→ **WHAT TO WORK ON**
Return the records below character for character.

◆ ◆ ◆ ◆ ◆ ◆ ◆

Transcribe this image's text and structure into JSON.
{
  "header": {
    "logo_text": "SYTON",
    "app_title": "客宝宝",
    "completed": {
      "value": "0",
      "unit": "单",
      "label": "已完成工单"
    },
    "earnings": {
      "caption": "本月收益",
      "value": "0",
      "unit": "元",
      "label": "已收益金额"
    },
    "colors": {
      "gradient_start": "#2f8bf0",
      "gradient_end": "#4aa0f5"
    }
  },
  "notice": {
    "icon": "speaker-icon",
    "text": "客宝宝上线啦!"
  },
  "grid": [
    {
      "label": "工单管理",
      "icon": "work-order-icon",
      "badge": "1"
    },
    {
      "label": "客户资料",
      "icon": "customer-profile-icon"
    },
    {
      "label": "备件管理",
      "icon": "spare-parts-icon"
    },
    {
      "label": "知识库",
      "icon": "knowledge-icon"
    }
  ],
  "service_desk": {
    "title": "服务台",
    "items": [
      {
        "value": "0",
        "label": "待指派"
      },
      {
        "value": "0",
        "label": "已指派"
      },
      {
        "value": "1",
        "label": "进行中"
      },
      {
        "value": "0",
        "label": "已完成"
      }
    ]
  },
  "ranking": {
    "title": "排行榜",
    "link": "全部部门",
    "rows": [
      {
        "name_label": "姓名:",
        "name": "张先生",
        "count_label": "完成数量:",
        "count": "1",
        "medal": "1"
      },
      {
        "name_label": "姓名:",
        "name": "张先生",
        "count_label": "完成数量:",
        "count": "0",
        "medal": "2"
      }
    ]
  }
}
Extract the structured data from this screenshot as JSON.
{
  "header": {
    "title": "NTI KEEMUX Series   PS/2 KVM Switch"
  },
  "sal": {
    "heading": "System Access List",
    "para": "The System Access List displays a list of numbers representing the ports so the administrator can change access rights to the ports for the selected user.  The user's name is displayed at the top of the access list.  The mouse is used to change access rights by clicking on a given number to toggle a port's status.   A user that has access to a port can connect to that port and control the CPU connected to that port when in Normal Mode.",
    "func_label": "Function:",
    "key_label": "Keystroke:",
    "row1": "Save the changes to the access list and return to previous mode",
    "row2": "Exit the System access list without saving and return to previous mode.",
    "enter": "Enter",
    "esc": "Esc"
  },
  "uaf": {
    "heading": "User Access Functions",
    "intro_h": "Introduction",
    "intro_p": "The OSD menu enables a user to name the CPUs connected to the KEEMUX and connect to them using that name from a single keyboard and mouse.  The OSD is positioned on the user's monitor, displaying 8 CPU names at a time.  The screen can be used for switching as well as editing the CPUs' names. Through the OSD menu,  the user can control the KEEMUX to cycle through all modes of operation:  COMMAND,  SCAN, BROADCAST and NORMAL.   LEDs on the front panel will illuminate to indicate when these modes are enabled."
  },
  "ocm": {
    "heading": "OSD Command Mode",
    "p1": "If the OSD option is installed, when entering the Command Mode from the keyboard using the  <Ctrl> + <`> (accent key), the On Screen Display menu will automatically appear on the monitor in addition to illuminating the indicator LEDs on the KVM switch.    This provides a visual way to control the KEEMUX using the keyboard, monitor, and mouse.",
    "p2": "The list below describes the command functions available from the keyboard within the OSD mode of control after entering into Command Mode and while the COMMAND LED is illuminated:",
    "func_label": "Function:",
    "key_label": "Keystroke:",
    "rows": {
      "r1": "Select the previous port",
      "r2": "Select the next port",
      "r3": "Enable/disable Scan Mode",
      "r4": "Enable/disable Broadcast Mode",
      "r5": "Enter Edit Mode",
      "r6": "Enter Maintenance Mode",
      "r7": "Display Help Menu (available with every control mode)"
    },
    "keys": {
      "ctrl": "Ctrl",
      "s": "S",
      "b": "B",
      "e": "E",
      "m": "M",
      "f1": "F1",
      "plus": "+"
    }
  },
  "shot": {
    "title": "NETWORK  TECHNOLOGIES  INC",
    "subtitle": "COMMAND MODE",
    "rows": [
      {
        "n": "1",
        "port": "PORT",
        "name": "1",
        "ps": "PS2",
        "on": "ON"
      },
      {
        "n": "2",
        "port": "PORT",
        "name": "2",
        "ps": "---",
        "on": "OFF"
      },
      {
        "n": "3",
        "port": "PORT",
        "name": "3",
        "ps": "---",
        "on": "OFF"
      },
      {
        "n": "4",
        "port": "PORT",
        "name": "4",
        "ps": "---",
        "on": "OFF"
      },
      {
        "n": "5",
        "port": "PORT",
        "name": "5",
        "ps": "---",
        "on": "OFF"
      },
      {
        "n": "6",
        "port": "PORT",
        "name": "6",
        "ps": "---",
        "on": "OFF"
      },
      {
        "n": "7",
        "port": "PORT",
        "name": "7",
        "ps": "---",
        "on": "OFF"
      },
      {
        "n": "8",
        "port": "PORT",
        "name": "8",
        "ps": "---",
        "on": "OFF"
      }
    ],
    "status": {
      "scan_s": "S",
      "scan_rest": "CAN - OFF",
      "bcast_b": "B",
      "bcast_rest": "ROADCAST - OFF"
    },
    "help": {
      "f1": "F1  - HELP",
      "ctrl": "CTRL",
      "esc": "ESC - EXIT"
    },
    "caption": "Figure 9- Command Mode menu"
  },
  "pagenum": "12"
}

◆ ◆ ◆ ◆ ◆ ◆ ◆

→ **RESPONSE BOX**
Transcribe this image's text and structure into JSON.
{
  "header": {
    "logo_text": "SYTON",
    "app_title": "客宝宝",
    "completed": {
      "value": "0",
      "unit": "单",
      "label": "已完成工单"
    },
    "earnings": {
      "caption": "本月收益",
      "value": "0",
      "unit": "元",
      "label": "已收益金额"
    },
    "colors": {
      "gradient_start": "#2f8bf0",
      "gradient_end": "#4aa0f5"
    }
  },
  "notice": {
    "icon": "speaker-icon",
    "text": "客宝宝上线啦!"
  },
  "grid": [
    {
      "label": "工单管理",
      "icon": "work-order-icon",
      "badge": "1"
    },
    {
      "label": "客户资料",
      "icon": "customer-profile-icon"
    },
    {
      "label": "备件管理",
      "icon": "spare-parts-icon"
    },
    {
      "label": "知识库",
      "icon": "knowledge-icon"
    }
  ],
  "service_desk": {
    "title": "服务台",
    "items": [
      {
        "value": "0",
        "label": "待指派"
      },
      {
        "value": "0",
        "label": "已指派"
      },
      {
        "value": "1",
        "label": "进行中"
      },
      {
        "value": "0",
        "label": "已完成"
      }
    ]
  },
  "ranking": {
    "title": "排行榜",
    "link": "全部部门",
    "rows": [
      {
        "name_label": "姓名:",
        "name": "张先生",
        "count_label": "完成数量:",
        "count": "1",
        "medal": "1"
      },
      {
        "name_label": "姓名:",
        "name": "张先生",
        "count_label": "完成数量:",
        "count": "0",
        "medal": "2"
      }
    ]
  }
}
Extract the structured data from this screenshot as JSON.
{
  "header": {
    "title": "NTI KEEMUX Series   PS/2 KVM Switch"
  },
  "sal": {
    "heading": "System Access List",
    "para": "The System Access List displays a list of numbers representing the ports so the administrator can change access rights to the ports for the selected user.  The user's name is displayed at the top of the access list.  The mouse is used to change access rights by clicking on a given number to toggle a port's status.   A user that has access to a port can connect to that port and control the CPU connected to that port when in Normal Mode.",
    "func_label": "Function:",
    "key_label": "Keystroke:",
    "row1": "Save the changes to the access list and return to previous mode",
    "row2": "Exit the System access list without saving and return to previous mode.",
    "enter": "Enter",
    "esc": "Esc"
  },
  "uaf": {
    "heading": "User Access Functions",
    "intro_h": "Introduction",
    "intro_p": "The OSD menu enables a user to name the CPUs connected to the KEEMUX and connect to them using that name from a single keyboard and mouse.  The OSD is positioned on the user's monitor, displaying 8 CPU names at a time.  The screen can be used for switching as well as editing the CPUs' names. Through the OSD menu,  the user can control the KEEMUX to cycle through all modes of operation:  COMMAND,  SCAN, BROADCAST and NORMAL.   LEDs on the front panel will illuminate to indicate when these modes are enabled."
  },
  "ocm": {
    "heading": "OSD Command Mode",
    "p1": "If the OSD option is installed, when entering the Command Mode from the keyboard using the  <Ctrl> + <`> (accent key), the On Screen Display menu will automatically appear on the monitor in addition to illuminating the indicator LEDs on the KVM switch.    This provides a visual way to control the KEEMUX using the keyboard, monitor, and mouse.",
    "p2": "The list below describes the command functions available from the keyboard within the OSD mode of control after entering into Command Mode and while the COMMAND LED is illuminated:",
    "func_label": "Function:",
    "key_label": "Keystroke:",
    "rows": {
      "r1": "Select the previous port",
      "r2": "Select the next port",
      "r3": "Enable/disable Scan Mode",
      "r4": "Enable/disable Broadcast Mode",
      "r5": "Enter Edit Mode",
      "r6": "Enter Maintenance Mode",
      "r7": "Display Help Menu (available with every control mode)"
    },
    "keys": {
      "ctrl": "Ctrl",
      "s": "S",
      "b": "B",
      "e": "E",
      "m": "M",
      "f1": "F1",
      "plus": "+"
    }
  },
  "shot": {
    "title": "NETWORK  TECHNOLOGIES  INC",
    "subtitle": "COMMAND MODE",
    "rows": [
      {
        "n": "1",
        "port": "PORT",
        "name": "1",
        "ps": "PS2",
        "on": "ON"
      },
      {
        "n": "2",
        "port": "PORT",
        "name": "2",
        "ps": "---",
        "on": "OFF"
      },
      {
        "n": "3",
        "port": "PORT",
        "name": "3",
        "ps": "---",
        "on": "OFF"
      },
      {
        "n": "4",
        "port": "PORT",
        "name": "4",
        "ps": "---",
        "on": "OFF"
      },
      {
        "n": "5",
        "port": "PORT",
        "name": "5",
        "ps": "---",
        "on": "OFF"
      },
      {
        "n": "6",
        "port": "PORT",
        "name": "6",
        "ps": "---",
        "on": "OFF"
      },
      {
        "n": "7",
        "port": "PORT",
        "name": "7",
        "ps": "---",
        "on": "OFF"
      },
      {
        "n": "8",
        "port": "PORT",
        "name": "8",
        "ps": "---",
        "on": "OFF"
      }
    ],
    "status": {
      "scan_s": "S",
      "scan_rest": "CAN - OFF",
      "bcast_b": "B",
      "bcast_rest": "ROADCAST - OFF"
    },
    "help": {
      "f1": "F1  - HELP",
      "ctrl": "CTRL",
      "esc": "ESC - EXIT"
    },
    "caption": "Figure 9- Command Mode menu"
  },
  "pagenum": "12"
}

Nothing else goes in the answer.